EXERCISE DESCRIPTION
Repeat the records word for word, excluding any picture.

[Records contained in a dataset]
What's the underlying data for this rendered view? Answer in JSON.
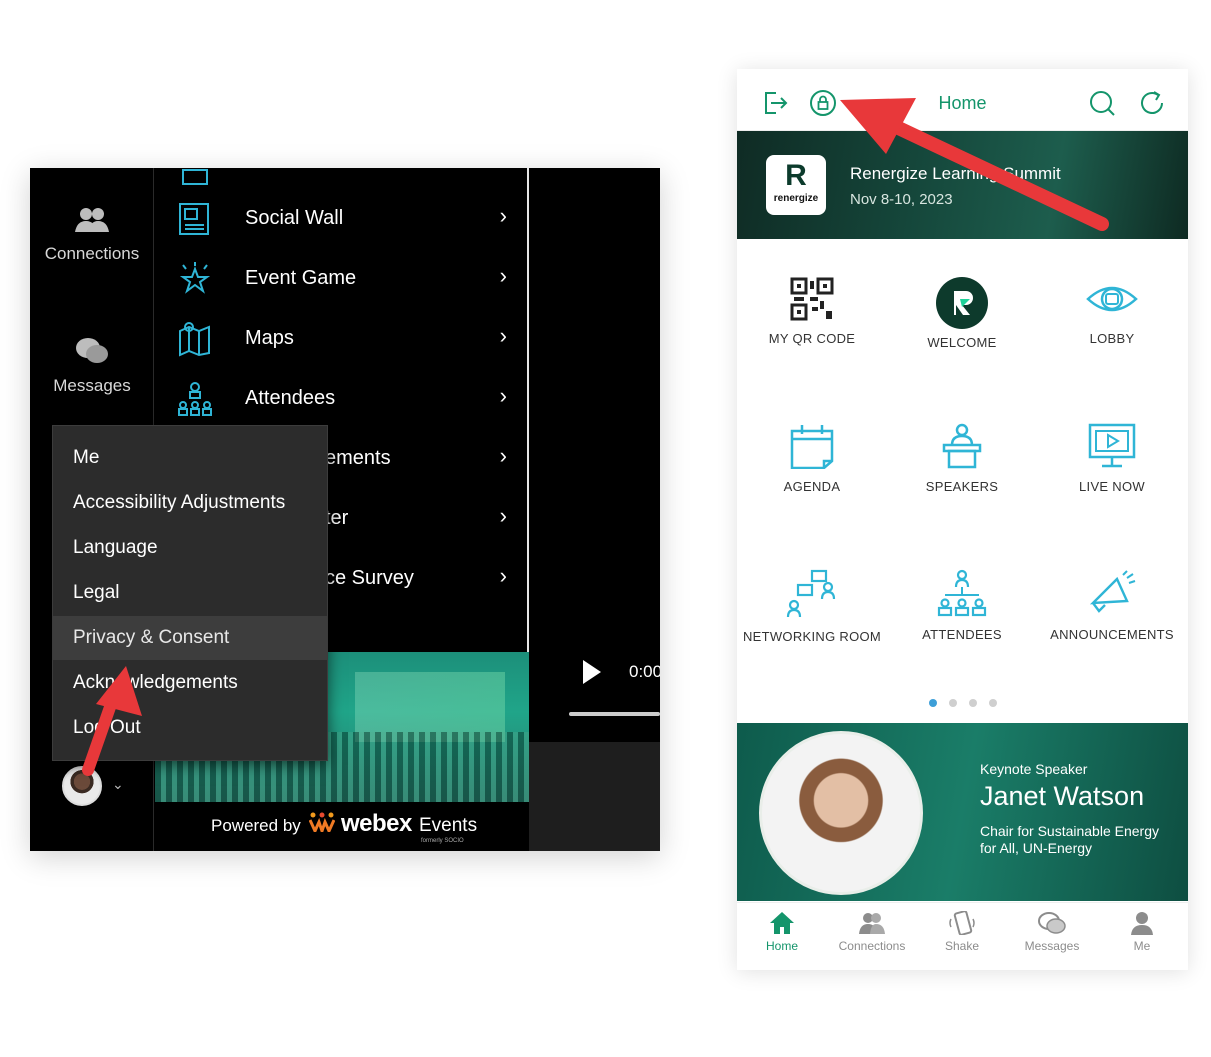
{
  "desktop": {
    "rail": {
      "connections_label": "Connections",
      "messages_label": "Messages"
    },
    "menu": {
      "items": [
        {
          "label": "Social Wall",
          "icon": "social-wall-icon"
        },
        {
          "label": "Event Game",
          "icon": "star-icon"
        },
        {
          "label": "Maps",
          "icon": "map-icon"
        },
        {
          "label": "Attendees",
          "icon": "attendees-icon"
        },
        {
          "label": "ements",
          "icon": "announcements-icon"
        },
        {
          "label": "ter",
          "icon": "twitter-icon"
        },
        {
          "label": "ce Survey",
          "icon": "survey-icon"
        }
      ],
      "chevron": "›"
    },
    "popup": {
      "items": [
        {
          "label": "Me"
        },
        {
          "label": "Accessibility Adjustments"
        },
        {
          "label": "Language"
        },
        {
          "label": "Legal"
        },
        {
          "label": "Privacy & Consent"
        },
        {
          "label": "Acknowledgements"
        },
        {
          "label": "Log Out"
        }
      ],
      "active_index": 4
    },
    "video": {
      "time": "0:00"
    },
    "footer": {
      "powered_by": "Powered by",
      "brand": "webex",
      "brand_suffix": "Events",
      "formerly": "formerly SOCIO"
    },
    "avatar_caret": "⌄"
  },
  "mobile": {
    "topbar": {
      "title": "Home"
    },
    "banner": {
      "logo_letter": "R",
      "logo_text": "renergize",
      "title": "Renergize Learning Summit",
      "date": "Nov 8-10, 2023"
    },
    "tiles": [
      {
        "label": "MY QR CODE",
        "icon": "qr-code-icon"
      },
      {
        "label": "WELCOME",
        "icon": "welcome-logo-icon"
      },
      {
        "label": "LOBBY",
        "icon": "eye-icon"
      },
      {
        "label": "AGENDA",
        "icon": "calendar-icon"
      },
      {
        "label": "SPEAKERS",
        "icon": "speaker-podium-icon"
      },
      {
        "label": "LIVE NOW",
        "icon": "live-monitor-icon"
      },
      {
        "label": "NETWORKING ROOM",
        "icon": "networking-icon"
      },
      {
        "label": "ATTENDEES",
        "icon": "attendees-icon"
      },
      {
        "label": "ANNOUNCEMENTS",
        "icon": "megaphone-icon"
      }
    ],
    "pager": {
      "count": 4,
      "active": 0
    },
    "keynote": {
      "eyebrow": "Keynote Speaker",
      "name": "Janet Watson",
      "caption": "Chair for Sustainable Energy for All, UN-Energy"
    },
    "tabbar": [
      {
        "label": "Home",
        "icon": "home-icon"
      },
      {
        "label": "Connections",
        "icon": "connections-icon"
      },
      {
        "label": "Shake",
        "icon": "shake-icon"
      },
      {
        "label": "Messages",
        "icon": "messages-icon"
      },
      {
        "label": "Me",
        "icon": "person-icon"
      }
    ],
    "active_tab": 0
  },
  "colors": {
    "accent_green": "#14956b",
    "arrow_red": "#e8383a",
    "pager_active": "#3d9fd8"
  }
}
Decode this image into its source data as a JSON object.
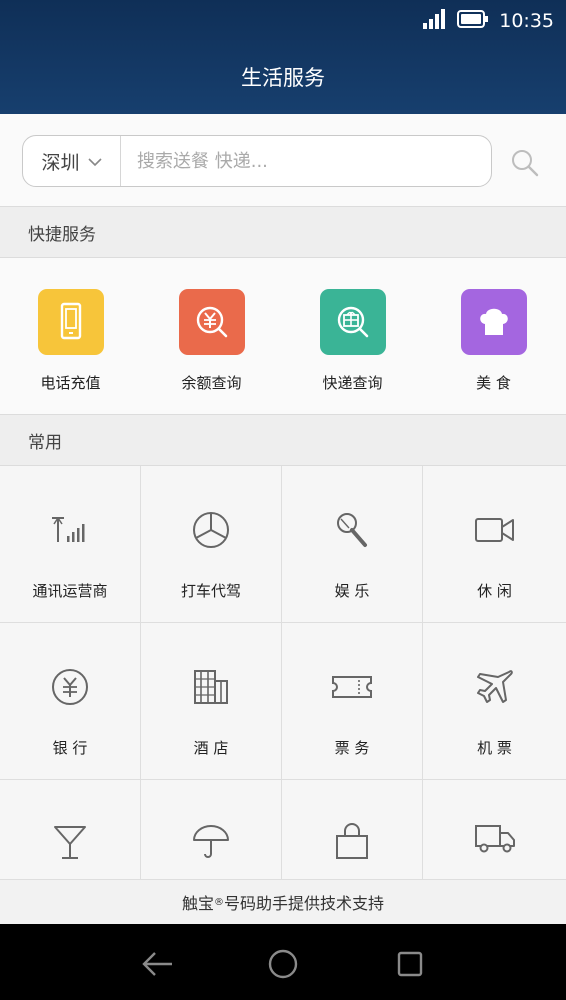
{
  "status_bar": {
    "time": "10:35",
    "signal_icon": "signal-icon",
    "battery_icon": "battery-icon"
  },
  "header": {
    "title": "生活服务"
  },
  "search": {
    "city": "深圳",
    "placeholder": "搜索送餐 快递..."
  },
  "quick_services": {
    "title": "快捷服务",
    "items": [
      {
        "label": "电话充值",
        "icon": "phone-icon",
        "color": "#f7c53a"
      },
      {
        "label": "余额查询",
        "icon": "yuan-search-icon",
        "color": "#ea6a4b"
      },
      {
        "label": "快递查询",
        "icon": "package-search-icon",
        "color": "#3ab496"
      },
      {
        "label": "美 食",
        "icon": "chef-hat-icon",
        "color": "#a466e0"
      }
    ]
  },
  "common": {
    "title": "常用",
    "items": [
      {
        "label": "通讯运营商",
        "icon": "signal-tower-icon"
      },
      {
        "label": "打车代驾",
        "icon": "steering-wheel-icon"
      },
      {
        "label": "娱 乐",
        "icon": "microphone-icon"
      },
      {
        "label": "休 闲",
        "icon": "video-camera-icon"
      },
      {
        "label": "银 行",
        "icon": "yuan-coin-icon"
      },
      {
        "label": "酒 店",
        "icon": "building-icon"
      },
      {
        "label": "票 务",
        "icon": "ticket-icon"
      },
      {
        "label": "机 票",
        "icon": "airplane-icon"
      },
      {
        "label": "",
        "icon": "wine-glass-icon"
      },
      {
        "label": "",
        "icon": "umbrella-icon"
      },
      {
        "label": "",
        "icon": "shopping-bag-icon"
      },
      {
        "label": "",
        "icon": "truck-icon"
      }
    ]
  },
  "footer": {
    "prefix": "触宝",
    "mark": "®",
    "suffix": "号码助手提供技术支持"
  },
  "nav_bar": {
    "back_icon": "back-icon",
    "home_icon": "home-icon",
    "recent_icon": "recent-apps-icon"
  }
}
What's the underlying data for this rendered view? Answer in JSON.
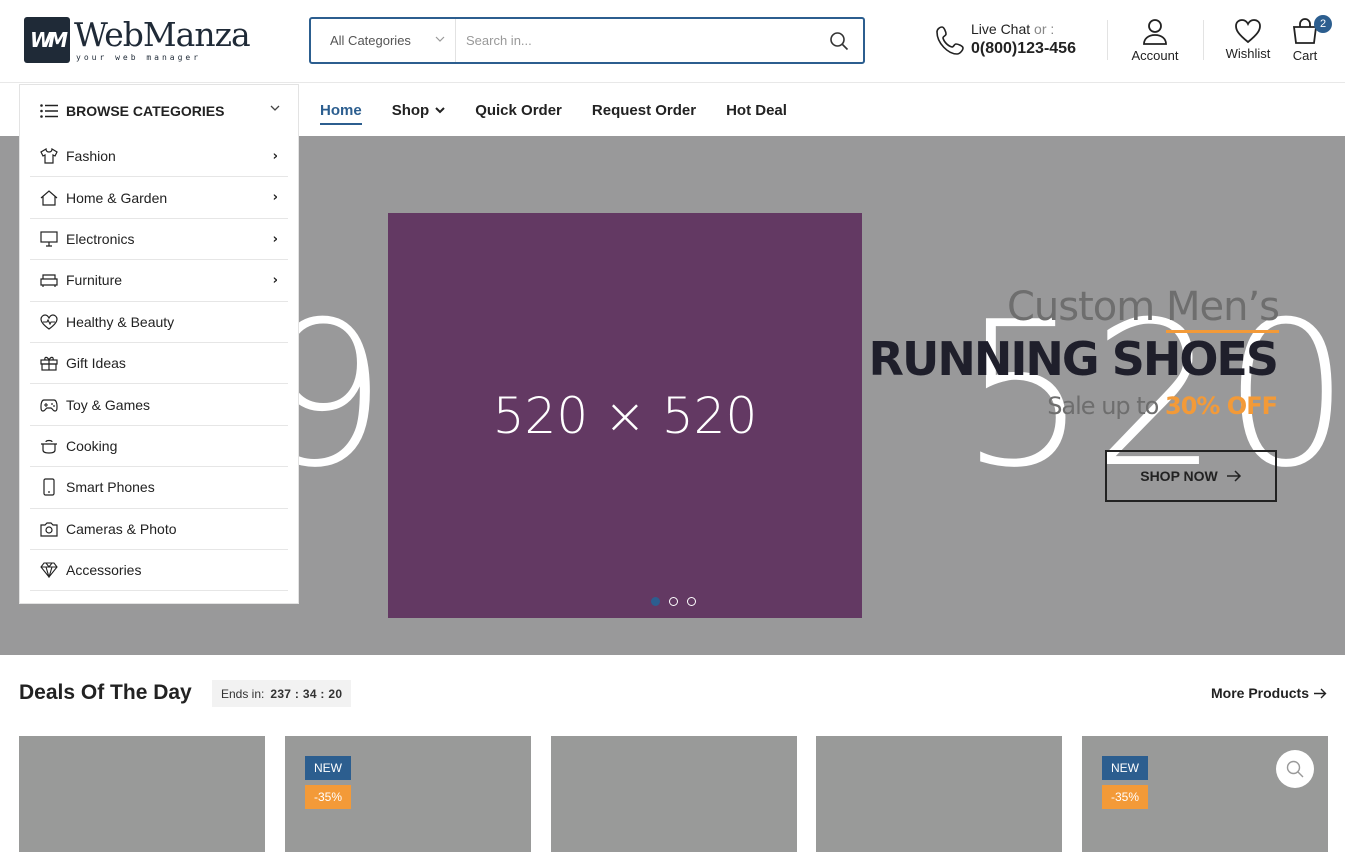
{
  "header": {
    "logo_text": "WebManza",
    "logo_tagline": "your web manager",
    "logo_mark": "WM",
    "search": {
      "category": "All Categories",
      "placeholder": "Search in..."
    },
    "contact": {
      "label": "Live Chat",
      "or": "or :",
      "phone": "0(800)123-456"
    },
    "account_label": "Account",
    "wishlist_label": "Wishlist",
    "cart_label": "Cart",
    "cart_count": "2"
  },
  "nav": {
    "browse_label": "BROWSE CATEGORIES",
    "menu": [
      {
        "label": "Home"
      },
      {
        "label": "Shop"
      },
      {
        "label": "Quick Order"
      },
      {
        "label": "Request Order"
      },
      {
        "label": "Hot Deal"
      }
    ]
  },
  "categories": [
    {
      "label": "Fashion",
      "icon": "tshirt-icon"
    },
    {
      "label": "Home & Garden",
      "icon": "home-icon"
    },
    {
      "label": "Electronics",
      "icon": "monitor-icon"
    },
    {
      "label": "Furniture",
      "icon": "sofa-icon"
    },
    {
      "label": "Healthy & Beauty",
      "icon": "heart-pulse-icon"
    },
    {
      "label": "Gift Ideas",
      "icon": "gift-icon"
    },
    {
      "label": "Toy & Games",
      "icon": "gamepad-icon"
    },
    {
      "label": "Cooking",
      "icon": "cooking-pot-icon"
    },
    {
      "label": "Smart Phones",
      "icon": "smartphone-icon"
    },
    {
      "label": "Cameras & Photo",
      "icon": "camera-icon"
    },
    {
      "label": "Accessories",
      "icon": "diamond-icon"
    }
  ],
  "hero": {
    "background_number": "920 × 520",
    "image_label": "520 × 520",
    "title_part1": "Custom",
    "title_part2": "Men’s",
    "title_main": "RUNNING SHOES",
    "sale_text": "Sale up to",
    "sale_value": "30% OFF",
    "button_label": "SHOP NOW",
    "slide_count": 3,
    "active_slide": 1
  },
  "deals": {
    "title": "Deals Of The Day",
    "ends_label": "Ends in:",
    "countdown": "237 : 34 : 20",
    "more_label": "More Products",
    "products": [
      {
        "new": "",
        "discount": ""
      },
      {
        "new": "NEW",
        "discount": "-35%"
      },
      {
        "new": "",
        "discount": ""
      },
      {
        "new": "",
        "discount": ""
      },
      {
        "new": "NEW",
        "discount": "-35%"
      }
    ]
  },
  "colors": {
    "primary": "#2c5e8f",
    "accent": "#f39a38",
    "dark": "#1f2a37",
    "hero_bg": "#99999a",
    "hero_image": "#633963"
  }
}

REPLY TO THE EXERCISE
What's the underlying data for this rendered view? Answer in JSON.
{
  "desktop": {
    "rail": {
      "connections_label": "Connections",
      "messages_label": "Messages"
    },
    "menu": {
      "items": [
        {
          "label": "Social Wall",
          "icon": "social-wall-icon"
        },
        {
          "label": "Event Game",
          "icon": "star-icon"
        },
        {
          "label": "Maps",
          "icon": "map-icon"
        },
        {
          "label": "Attendees",
          "icon": "attendees-icon"
        },
        {
          "label": "ements",
          "icon": "announcements-icon"
        },
        {
          "label": "ter",
          "icon": "twitter-icon"
        },
        {
          "label": "ce Survey",
          "icon": "survey-icon"
        }
      ],
      "chevron": "›"
    },
    "popup": {
      "items": [
        {
          "label": "Me"
        },
        {
          "label": "Accessibility Adjustments"
        },
        {
          "label": "Language"
        },
        {
          "label": "Legal"
        },
        {
          "label": "Privacy & Consent"
        },
        {
          "label": "Acknowledgements"
        },
        {
          "label": "Log Out"
        }
      ],
      "active_index": 4
    },
    "video": {
      "time": "0:00"
    },
    "footer": {
      "powered_by": "Powered by",
      "brand": "webex",
      "brand_suffix": "Events",
      "formerly": "formerly SOCIO"
    },
    "avatar_caret": "⌄"
  },
  "mobile": {
    "topbar": {
      "title": "Home"
    },
    "banner": {
      "logo_letter": "R",
      "logo_text": "renergize",
      "title": "Renergize Learning Summit",
      "date": "Nov 8-10, 2023"
    },
    "tiles": [
      {
        "label": "MY QR CODE",
        "icon": "qr-code-icon"
      },
      {
        "label": "WELCOME",
        "icon": "welcome-logo-icon"
      },
      {
        "label": "LOBBY",
        "icon": "eye-icon"
      },
      {
        "label": "AGENDA",
        "icon": "calendar-icon"
      },
      {
        "label": "SPEAKERS",
        "icon": "speaker-podium-icon"
      },
      {
        "label": "LIVE NOW",
        "icon": "live-monitor-icon"
      },
      {
        "label": "NETWORKING ROOM",
        "icon": "networking-icon"
      },
      {
        "label": "ATTENDEES",
        "icon": "attendees-icon"
      },
      {
        "label": "ANNOUNCEMENTS",
        "icon": "megaphone-icon"
      }
    ],
    "pager": {
      "count": 4,
      "active": 0
    },
    "keynote": {
      "eyebrow": "Keynote Speaker",
      "name": "Janet Watson",
      "caption": "Chair for Sustainable Energy for All, UN-Energy"
    },
    "tabbar": [
      {
        "label": "Home",
        "icon": "home-icon"
      },
      {
        "label": "Connections",
        "icon": "connections-icon"
      },
      {
        "label": "Shake",
        "icon": "shake-icon"
      },
      {
        "label": "Messages",
        "icon": "messages-icon"
      },
      {
        "label": "Me",
        "icon": "person-icon"
      }
    ],
    "active_tab": 0
  },
  "colors": {
    "accent_green": "#14956b",
    "arrow_red": "#e8383a",
    "pager_active": "#3d9fd8"
  }
}
Decode this image into its source data as a JSON object.
{
  "status_bar": {
    "time": "10:35",
    "signal_icon": "signal-icon",
    "battery_icon": "battery-icon"
  },
  "header": {
    "title": "生活服务"
  },
  "search": {
    "city": "深圳",
    "placeholder": "搜索送餐 快递..."
  },
  "quick_services": {
    "title": "快捷服务",
    "items": [
      {
        "label": "电话充值",
        "icon": "phone-icon",
        "color": "#f7c53a"
      },
      {
        "label": "余额查询",
        "icon": "yuan-search-icon",
        "color": "#ea6a4b"
      },
      {
        "label": "快递查询",
        "icon": "package-search-icon",
        "color": "#3ab496"
      },
      {
        "label": "美 食",
        "icon": "chef-hat-icon",
        "color": "#a466e0"
      }
    ]
  },
  "common": {
    "title": "常用",
    "items": [
      {
        "label": "通讯运营商",
        "icon": "signal-tower-icon"
      },
      {
        "label": "打车代驾",
        "icon": "steering-wheel-icon"
      },
      {
        "label": "娱 乐",
        "icon": "microphone-icon"
      },
      {
        "label": "休 闲",
        "icon": "video-camera-icon"
      },
      {
        "label": "银 行",
        "icon": "yuan-coin-icon"
      },
      {
        "label": "酒 店",
        "icon": "building-icon"
      },
      {
        "label": "票 务",
        "icon": "ticket-icon"
      },
      {
        "label": "机 票",
        "icon": "airplane-icon"
      },
      {
        "label": "",
        "icon": "wine-glass-icon"
      },
      {
        "label": "",
        "icon": "umbrella-icon"
      },
      {
        "label": "",
        "icon": "shopping-bag-icon"
      },
      {
        "label": "",
        "icon": "truck-icon"
      }
    ]
  },
  "footer": {
    "prefix": "触宝",
    "mark": "®",
    "suffix": "号码助手提供技术支持"
  },
  "nav_bar": {
    "back_icon": "back-icon",
    "home_icon": "home-icon",
    "recent_icon": "recent-apps-icon"
  }
}
What's the underlying data for this rendered view? Answer in JSON.
{
  "header": {
    "logo_text": "WebManza",
    "logo_tagline": "your web manager",
    "logo_mark": "WM",
    "search": {
      "category": "All Categories",
      "placeholder": "Search in..."
    },
    "contact": {
      "label": "Live Chat",
      "or": "or :",
      "phone": "0(800)123-456"
    },
    "account_label": "Account",
    "wishlist_label": "Wishlist",
    "cart_label": "Cart",
    "cart_count": "2"
  },
  "nav": {
    "browse_label": "BROWSE CATEGORIES",
    "menu": [
      {
        "label": "Home"
      },
      {
        "label": "Shop"
      },
      {
        "label": "Quick Order"
      },
      {
        "label": "Request Order"
      },
      {
        "label": "Hot Deal"
      }
    ]
  },
  "categories": [
    {
      "label": "Fashion",
      "icon": "tshirt-icon"
    },
    {
      "label": "Home & Garden",
      "icon": "home-icon"
    },
    {
      "label": "Electronics",
      "icon": "monitor-icon"
    },
    {
      "label": "Furniture",
      "icon": "sofa-icon"
    },
    {
      "label": "Healthy & Beauty",
      "icon": "heart-pulse-icon"
    },
    {
      "label": "Gift Ideas",
      "icon": "gift-icon"
    },
    {
      "label": "Toy & Games",
      "icon": "gamepad-icon"
    },
    {
      "label": "Cooking",
      "icon": "cooking-pot-icon"
    },
    {
      "label": "Smart Phones",
      "icon": "smartphone-icon"
    },
    {
      "label": "Cameras & Photo",
      "icon": "camera-icon"
    },
    {
      "label": "Accessories",
      "icon": "diamond-icon"
    }
  ],
  "hero": {
    "background_number": "920 × 520",
    "image_label": "520 × 520",
    "title_part1": "Custom",
    "title_part2": "Men’s",
    "title_main": "RUNNING SHOES",
    "sale_text": "Sale up to",
    "sale_value": "30% OFF",
    "button_label": "SHOP NOW",
    "slide_count": 3,
    "active_slide": 1
  },
  "deals": {
    "title": "Deals Of The Day",
    "ends_label": "Ends in:",
    "countdown": "237 : 34 : 20",
    "more_label": "More Products",
    "products": [
      {
        "new": "",
        "discount": ""
      },
      {
        "new": "NEW",
        "discount": "-35%"
      },
      {
        "new": "",
        "discount": ""
      },
      {
        "new": "",
        "discount": ""
      },
      {
        "new": "NEW",
        "discount": "-35%"
      }
    ]
  },
  "colors": {
    "primary": "#2c5e8f",
    "accent": "#f39a38",
    "dark": "#1f2a37",
    "hero_bg": "#99999a",
    "hero_image": "#633963"
  }
}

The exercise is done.